Records from a collection:
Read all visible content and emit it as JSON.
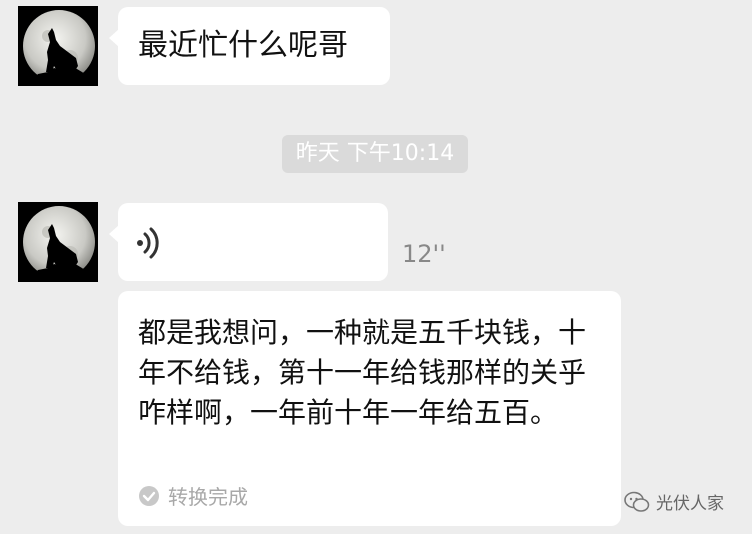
{
  "messages": [
    {
      "text": "最近忙什么呢哥"
    }
  ],
  "timestamp": "昨天 下午10:14",
  "voice_message": {
    "duration": "12''",
    "transcript": "都是我想问，一种就是五千块钱，十年不给钱，第十一年给钱那样的关乎咋样啊，一年前十年一年给五百。",
    "status": "转换完成"
  },
  "watermark": "光伏人家",
  "icons": {
    "avatar": "wolf-howling-moon-avatar",
    "voice": "voice-wave-icon",
    "status": "check-circle-icon",
    "watermark": "wechat-logo-icon"
  },
  "colors": {
    "background": "#ededed",
    "bubble": "#ffffff",
    "timestamp_bg": "#dadada",
    "muted": "#a8a8a8"
  }
}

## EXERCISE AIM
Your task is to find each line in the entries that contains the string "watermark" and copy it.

## TASK ANSWER
  "watermark": "光伏人家",
    "watermark": "wechat-logo-icon"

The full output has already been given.